Acts 11 repeats and continues Trinitarian themes already seen in the book. In Acts 11:15-18, Peter recounts the events of Acts chapter 10 and the spread of the gospel to the Gentiles:
As I began to speak, the Holy Spirit fell on them just as on us at the beginning. And I remembered the word of the Lord, how he said, ‘John baptized with water, but you will be baptized with the Holy Spirit.’ If then God gave the same gift to them as he gave to us when we believed in the Lord Jesus Christ, who was I that I could stand in God‘s way?” When they heard these things they fell silent. And they glorified God, saying, “Then to the Gentiles also God has granted repentance that leads to life.”
In giving his apologia in Jerusalem, Peter maintains the Trinitarian emphasis seen in Acts 10:38. The spread of the gospel to the Gentiles is the work of the Trinity and must be embraced as such by God’s people. We also see repeated the truth that the Holy Spirit is given as the gift of God.
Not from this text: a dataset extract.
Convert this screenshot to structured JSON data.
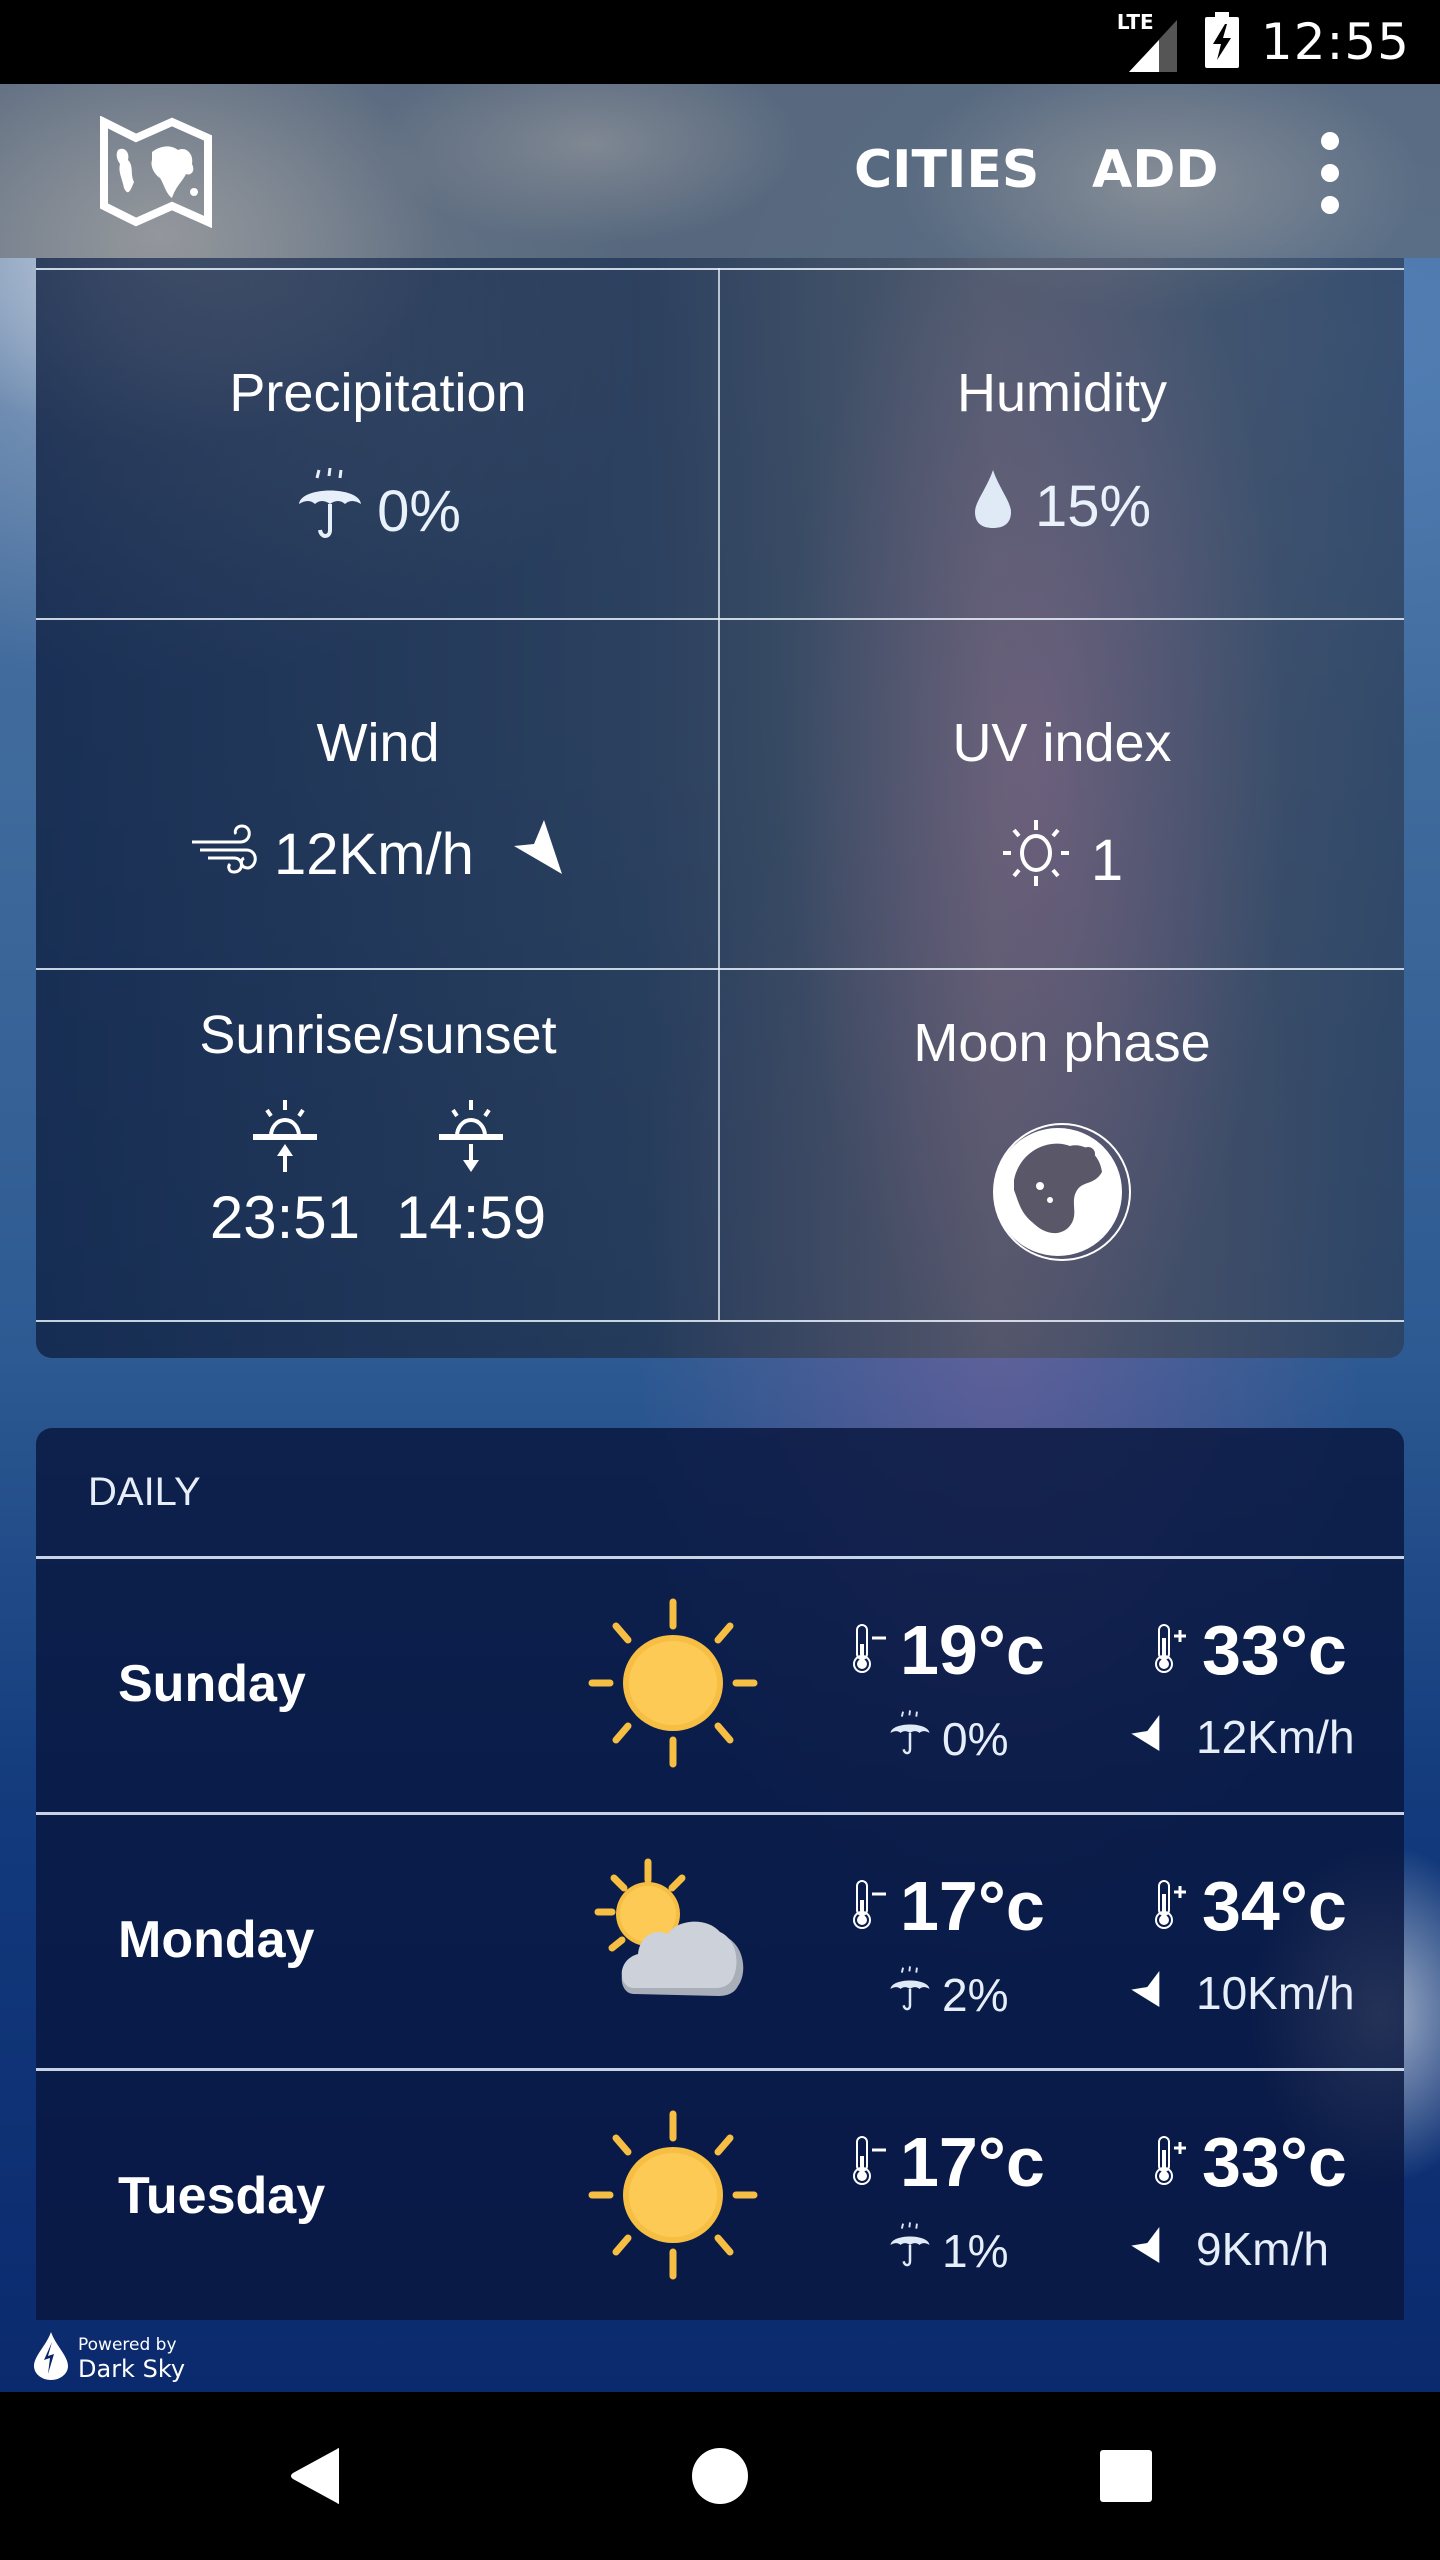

Beginning in Acts 11:19 Luke backtracks in the narrative a somewhat and returns to the scattering that resulted from Saul and the Sanhedrin’s persecution of Stephen. Most of the believers sought to spread the gospel among Jews and the Jews alone (11:19); but some of the believers crossed the religious-ethnic boundary and proclaimed the Lord to Hellenists, or Greeks, as well. The Trinity blessed this effort:
But there were some of them, men of Cyprus and Cyrene, who on coming to Antioch spoke to the Hellenists also, preaching the Lord Jesus. And the hand of the Lord was with them, and a great number who believed turned to the Lord. The report of this came to the ears of the church in Jerusalem, and they sent Barnabas to Antioch. When he came and saw the grace of God, he was glad, and he exhorted them all to remain faithful to the Lord with steadfast purpose, for he was a good man, full of the Holy Spirit and of faith. And a great many people were added to the Lord. Acts 11:20-24
Once again the Trinity is seen as actively involved in the spread of the gospel. The Trinity is inherently missionary.